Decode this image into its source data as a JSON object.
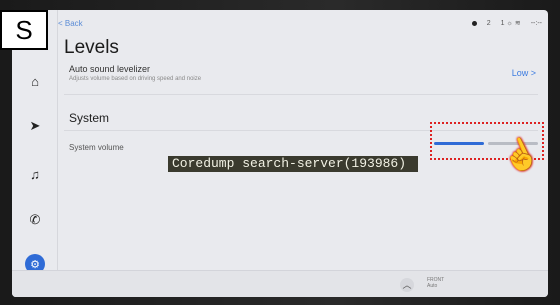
{
  "corner_label": "S",
  "header": {
    "back_label": "< Back",
    "title": "Levels"
  },
  "status": {
    "icons": [
      "dot",
      "person-icon",
      "signal-icon",
      "clock"
    ],
    "texts": [
      "2",
      "1 ☼ ≋",
      "--:--"
    ]
  },
  "auto_sound": {
    "title": "Auto sound levelizer",
    "subtitle": "Adjusts volume based on driving speed and noize",
    "value": "Low >"
  },
  "section_title": "System",
  "system_volume": {
    "label": "System volume",
    "level_fraction": 0.5
  },
  "overlay_text": "Coredump search-server(193986)",
  "bottom": {
    "front_label": "FRONT",
    "front_sub": "Auto"
  },
  "nav": [
    {
      "name": "home-icon",
      "glyph": "⌂"
    },
    {
      "name": "navigation-icon",
      "glyph": "➤"
    },
    {
      "name": "music-icon",
      "glyph": "♫"
    },
    {
      "name": "phone-icon",
      "glyph": "✆"
    },
    {
      "name": "settings-icon",
      "glyph": "⚙"
    }
  ],
  "colors": {
    "accent": "#2f6bd6",
    "highlight": "#dd2222"
  }
}
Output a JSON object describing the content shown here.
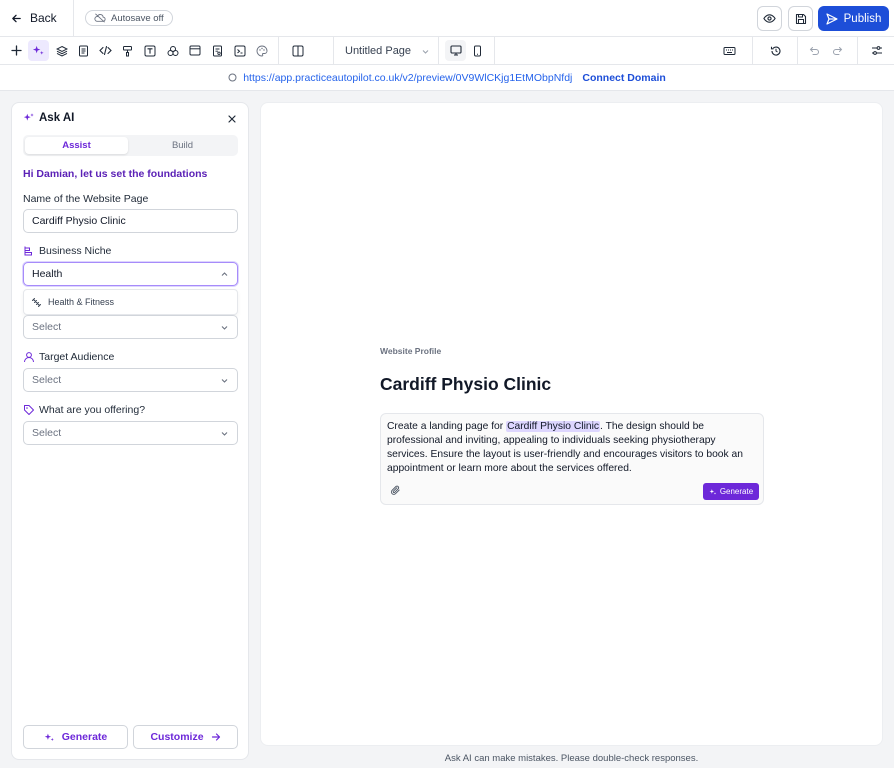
{
  "header": {
    "back_label": "Back",
    "autosave_label": "Autosave off",
    "publish_label": "Publish"
  },
  "toolbar": {
    "page_name": "Untitled Page"
  },
  "urlbar": {
    "url": "https://app.practiceautopilot.co.uk/v2/preview/0V9WlCKjg1EtMObpNfdj",
    "connect_label": "Connect Domain"
  },
  "panel": {
    "title": "Ask AI",
    "tabs": [
      {
        "label": "Assist",
        "active": true
      },
      {
        "label": "Build",
        "active": false
      }
    ],
    "greeting": "Hi Damian, let us set the foundations",
    "page_name_label": "Name of the Website Page",
    "page_name_value": "Cardiff Physio Clinic",
    "niche_label": "Business Niche",
    "niche_value": "Health",
    "niche_option": "Health & Fitness",
    "hidden_select_placeholder": "Select",
    "audience_label": "Target Audience",
    "audience_placeholder": "Select",
    "offering_label": "What are you offering?",
    "offering_placeholder": "Select",
    "generate_label": "Generate",
    "customize_label": "Customize"
  },
  "canvas": {
    "profile_label": "Website Profile",
    "title": "Cardiff Physio Clinic",
    "prompt_prefix": "Create a landing page for ",
    "prompt_highlight": "Cardiff Physio Clinic",
    "prompt_suffix": ". The design should be professional and inviting, appealing to individuals seeking physiotherapy services. Ensure the layout is user-friendly and encourages visitors to book an appointment or learn more about the services offered.",
    "generate_label": "Generate"
  },
  "footer": {
    "disclaimer": "Ask AI can make mistakes. Please double-check responses."
  },
  "colors": {
    "accent_purple": "#6d28d9",
    "publish_blue": "#1d4ed8",
    "link_blue": "#2563eb"
  }
}
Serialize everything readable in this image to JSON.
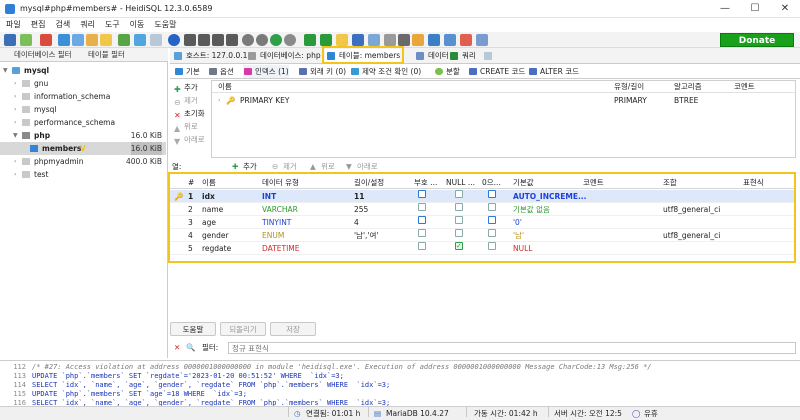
{
  "window": {
    "title": "mysql#php#members# - HeidiSQL 12.3.0.6589",
    "controls": {
      "minimize": "—",
      "maximize": "☐",
      "close": "✕"
    }
  },
  "menu": [
    "파일",
    "편집",
    "검색",
    "쿼리",
    "도구",
    "이동",
    "도움말"
  ],
  "toolbar": {
    "donate_label": "Donate"
  },
  "left_tabs": {
    "db_filter": "데이터베이스 필터",
    "table_filter": "테이블 필터"
  },
  "tree": {
    "root": "mysql",
    "items": [
      {
        "label": "gnu",
        "size": ""
      },
      {
        "label": "information_schema",
        "size": ""
      },
      {
        "label": "mysql",
        "size": ""
      },
      {
        "label": "performance_schema",
        "size": ""
      },
      {
        "label": "php",
        "size": "16.0 KiB"
      },
      {
        "label": "members",
        "size": "16.0 KiB"
      },
      {
        "label": "phpmyadmin",
        "size": "400.0 KiB"
      },
      {
        "label": "test",
        "size": ""
      }
    ]
  },
  "main_tabs": {
    "host": "호스트: 127.0.0.1",
    "database": "데이터베이스: php",
    "table": "테이블: members",
    "data": "데이터",
    "query": "쿼리"
  },
  "sub_tabs": {
    "basic": "기본",
    "options": "옵션",
    "indexes": "인덱스 (1)",
    "foreign_keys": "외래 키 (0)",
    "check_constraints": "제약 조건 확인 (0)",
    "partitions": "분할",
    "create_code": "CREATE 코드",
    "alter_code": "ALTER 코드"
  },
  "index_buttons": {
    "add": "추가",
    "remove": "제거",
    "clear": "초기화",
    "up": "위로",
    "down": "아래로"
  },
  "index_table": {
    "headers": {
      "name": "이름",
      "type_length": "유형/길이",
      "algorithm": "알고리즘",
      "comment": "코멘트"
    },
    "rows": [
      {
        "name": "PRIMARY KEY",
        "type": "PRIMARY",
        "algorithm": "BTREE"
      }
    ]
  },
  "fields_bar": {
    "label": "열:",
    "add": "추가",
    "remove": "제거",
    "up": "위로",
    "down": "아래로"
  },
  "columns_table": {
    "headers": {
      "num": "#",
      "name": "이름",
      "datatype": "데이터 유형",
      "length": "길이/설정",
      "unsigned": "부호 ...",
      "allow_null": "NULL ...",
      "zerofill": "0으...",
      "default": "기본값",
      "comment": "코멘트",
      "collation": "조합",
      "expression": "표현식"
    },
    "rows": [
      {
        "num": "1",
        "name": "idx",
        "datatype": "INT",
        "length": "11",
        "default": "AUTO_INCREME...",
        "collation": "",
        "null_checked": false
      },
      {
        "num": "2",
        "name": "name",
        "datatype": "VARCHAR",
        "length": "255",
        "default": "기본값 없음",
        "collation": "utf8_general_ci",
        "null_checked": false
      },
      {
        "num": "3",
        "name": "age",
        "datatype": "TINYINT",
        "length": "4",
        "default": "'0'",
        "collation": "",
        "null_checked": false
      },
      {
        "num": "4",
        "name": "gender",
        "datatype": "ENUM",
        "length": "'남','여'",
        "default": "'남'",
        "collation": "utf8_general_ci",
        "null_checked": false
      },
      {
        "num": "5",
        "name": "regdate",
        "datatype": "DATETIME",
        "length": "",
        "default": "NULL",
        "collation": "",
        "null_checked": true
      }
    ],
    "colors": {
      "int": "#1f3fd6",
      "varchar": "#2e9a2e",
      "enum": "#b5911f",
      "datetime": "#d12a2a",
      "selected_row": "#dde9fb"
    }
  },
  "bottom_buttons": {
    "help": "도움말",
    "discard": "되돌리기",
    "save": "저장"
  },
  "filter": {
    "label": "필터:",
    "placeholder": "정규 표현식"
  },
  "log": [
    {
      "n": "112",
      "text": "/* #27: Access violation at address 0000001000000000 in module 'heidisql.exe'. Execution of address 0000001000000000 Message CharCode:13 Msg:256 */",
      "comment": true
    },
    {
      "n": "113",
      "text": "UPDATE `php`.`members` SET `regdate`='2023-01-20 00:51:52' WHERE  `idx`=3;",
      "comment": false
    },
    {
      "n": "114",
      "text": "SELECT `idx`, `name`, `age`, `gender`, `regdate` FROM `php`.`members` WHERE  `idx`=3;",
      "comment": false
    },
    {
      "n": "115",
      "text": "UPDATE `php`.`members` SET `age`=18 WHERE  `idx`=3;",
      "comment": false
    },
    {
      "n": "116",
      "text": "SELECT `idx`, `name`, `age`, `gender`, `regdate` FROM `php`.`members` WHERE  `idx`=3;",
      "comment": false
    }
  ],
  "status": {
    "connected": "연결됨: 01:01 h",
    "server": "MariaDB 10.4.27",
    "uptime": "가동 시간: 01:42 h",
    "server_time": "서버 시간: 오전 12:5",
    "idle": "유휴"
  }
}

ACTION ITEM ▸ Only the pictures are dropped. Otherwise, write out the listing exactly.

RESULT FOR THIS TASK ▸
Decode this image into its source data as a JSON object.
{
  "corner_label": "S",
  "header": {
    "back_label": "< Back",
    "title": "Levels"
  },
  "status": {
    "icons": [
      "dot",
      "person-icon",
      "signal-icon",
      "clock"
    ],
    "texts": [
      "2",
      "1 ☼ ≋",
      "--:--"
    ]
  },
  "auto_sound": {
    "title": "Auto sound levelizer",
    "subtitle": "Adjusts volume based on driving speed and noize",
    "value": "Low >"
  },
  "section_title": "System",
  "system_volume": {
    "label": "System volume",
    "level_fraction": 0.5
  },
  "overlay_text": "Coredump search-server(193986)",
  "bottom": {
    "front_label": "FRONT",
    "front_sub": "Auto"
  },
  "nav": [
    {
      "name": "home-icon",
      "glyph": "⌂"
    },
    {
      "name": "navigation-icon",
      "glyph": "➤"
    },
    {
      "name": "music-icon",
      "glyph": "♫"
    },
    {
      "name": "phone-icon",
      "glyph": "✆"
    },
    {
      "name": "settings-icon",
      "glyph": "⚙"
    }
  ],
  "colors": {
    "accent": "#2f6bd6",
    "highlight": "#dd2222"
  }
}
Output a JSON object describing the content shown here.
{
  "header": {
    "back_label": "Back",
    "autosave_label": "Autosave off",
    "publish_label": "Publish"
  },
  "toolbar": {
    "page_name": "Untitled Page"
  },
  "urlbar": {
    "url": "https://app.practiceautopilot.co.uk/v2/preview/0V9WlCKjg1EtMObpNfdj",
    "connect_label": "Connect Domain"
  },
  "panel": {
    "title": "Ask AI",
    "tabs": [
      {
        "label": "Assist",
        "active": true
      },
      {
        "label": "Build",
        "active": false
      }
    ],
    "greeting": "Hi Damian, let us set the foundations",
    "page_name_label": "Name of the Website Page",
    "page_name_value": "Cardiff Physio Clinic",
    "niche_label": "Business Niche",
    "niche_value": "Health",
    "niche_option": "Health & Fitness",
    "hidden_select_placeholder": "Select",
    "audience_label": "Target Audience",
    "audience_placeholder": "Select",
    "offering_label": "What are you offering?",
    "offering_placeholder": "Select",
    "generate_label": "Generate",
    "customize_label": "Customize"
  },
  "canvas": {
    "profile_label": "Website Profile",
    "title": "Cardiff Physio Clinic",
    "prompt_prefix": "Create a landing page for ",
    "prompt_highlight": "Cardiff Physio Clinic",
    "prompt_suffix": ". The design should be professional and inviting, appealing to individuals seeking physiotherapy services. Ensure the layout is user-friendly and encourages visitors to book an appointment or learn more about the services offered.",
    "generate_label": "Generate"
  },
  "footer": {
    "disclaimer": "Ask AI can make mistakes. Please double-check responses."
  },
  "colors": {
    "accent_purple": "#6d28d9",
    "publish_blue": "#1d4ed8",
    "link_blue": "#2563eb"
  }
}
Serialize everything readable in this image to JSON.
{
  "window": {
    "title": "mysql#php#members# - HeidiSQL 12.3.0.6589",
    "controls": {
      "minimize": "—",
      "maximize": "☐",
      "close": "✕"
    }
  },
  "menu": [
    "파일",
    "편집",
    "검색",
    "쿼리",
    "도구",
    "이동",
    "도움말"
  ],
  "toolbar": {
    "donate_label": "Donate"
  },
  "left_tabs": {
    "db_filter": "데이터베이스 필터",
    "table_filter": "테이블 필터"
  },
  "tree": {
    "root": "mysql",
    "items": [
      {
        "label": "gnu",
        "size": ""
      },
      {
        "label": "information_schema",
        "size": ""
      },
      {
        "label": "mysql",
        "size": ""
      },
      {
        "label": "performance_schema",
        "size": ""
      },
      {
        "label": "php",
        "size": "16.0 KiB"
      },
      {
        "label": "members",
        "size": "16.0 KiB"
      },
      {
        "label": "phpmyadmin",
        "size": "400.0 KiB"
      },
      {
        "label": "test",
        "size": ""
      }
    ]
  },
  "main_tabs": {
    "host": "호스트: 127.0.0.1",
    "database": "데이터베이스: php",
    "table": "테이블: members",
    "data": "데이터",
    "query": "쿼리"
  },
  "sub_tabs": {
    "basic": "기본",
    "options": "옵션",
    "indexes": "인덱스 (1)",
    "foreign_keys": "외래 키 (0)",
    "check_constraints": "제약 조건 확인 (0)",
    "partitions": "분할",
    "create_code": "CREATE 코드",
    "alter_code": "ALTER 코드"
  },
  "index_buttons": {
    "add": "추가",
    "remove": "제거",
    "clear": "초기화",
    "up": "위로",
    "down": "아래로"
  },
  "index_table": {
    "headers": {
      "name": "이름",
      "type_length": "유형/길이",
      "algorithm": "알고리즘",
      "comment": "코멘트"
    },
    "rows": [
      {
        "name": "PRIMARY KEY",
        "type": "PRIMARY",
        "algorithm": "BTREE"
      }
    ]
  },
  "fields_bar": {
    "label": "열:",
    "add": "추가",
    "remove": "제거",
    "up": "위로",
    "down": "아래로"
  },
  "columns_table": {
    "headers": {
      "num": "#",
      "name": "이름",
      "datatype": "데이터 유형",
      "length": "길이/설정",
      "unsigned": "부호 ...",
      "allow_null": "NULL ...",
      "zerofill": "0으...",
      "default": "기본값",
      "comment": "코멘트",
      "collation": "조합",
      "expression": "표현식"
    },
    "rows": [
      {
        "num": "1",
        "name": "idx",
        "datatype": "INT",
        "length": "11",
        "default": "AUTO_INCREME...",
        "collation": "",
        "null_checked": false
      },
      {
        "num": "2",
        "name": "name",
        "datatype": "VARCHAR",
        "length": "255",
        "default": "기본값 없음",
        "collation": "utf8_general_ci",
        "null_checked": false
      },
      {
        "num": "3",
        "name": "age",
        "datatype": "TINYINT",
        "length": "4",
        "default": "'0'",
        "collation": "",
        "null_checked": false
      },
      {
        "num": "4",
        "name": "gender",
        "datatype": "ENUM",
        "length": "'남','여'",
        "default": "'남'",
        "collation": "utf8_general_ci",
        "null_checked": false
      },
      {
        "num": "5",
        "name": "regdate",
        "datatype": "DATETIME",
        "length": "",
        "default": "NULL",
        "collation": "",
        "null_checked": true
      }
    ],
    "colors": {
      "int": "#1f3fd6",
      "varchar": "#2e9a2e",
      "enum": "#b5911f",
      "datetime": "#d12a2a",
      "selected_row": "#dde9fb"
    }
  },
  "bottom_buttons": {
    "help": "도움말",
    "discard": "되돌리기",
    "save": "저장"
  },
  "filter": {
    "label": "필터:",
    "placeholder": "정규 표현식"
  },
  "log": [
    {
      "n": "112",
      "text": "/* #27: Access violation at address 0000001000000000 in module 'heidisql.exe'. Execution of address 0000001000000000 Message CharCode:13 Msg:256 */",
      "comment": true
    },
    {
      "n": "113",
      "text": "UPDATE `php`.`members` SET `regdate`='2023-01-20 00:51:52' WHERE  `idx`=3;",
      "comment": false
    },
    {
      "n": "114",
      "text": "SELECT `idx`, `name`, `age`, `gender`, `regdate` FROM `php`.`members` WHERE  `idx`=3;",
      "comment": false
    },
    {
      "n": "115",
      "text": "UPDATE `php`.`members` SET `age`=18 WHERE  `idx`=3;",
      "comment": false
    },
    {
      "n": "116",
      "text": "SELECT `idx`, `name`, `age`, `gender`, `regdate` FROM `php`.`members` WHERE  `idx`=3;",
      "comment": false
    }
  ],
  "status": {
    "connected": "연결됨: 01:01 h",
    "server": "MariaDB 10.4.27",
    "uptime": "가동 시간: 01:42 h",
    "server_time": "서버 시간: 오전 12:5",
    "idle": "유휴"
  }
}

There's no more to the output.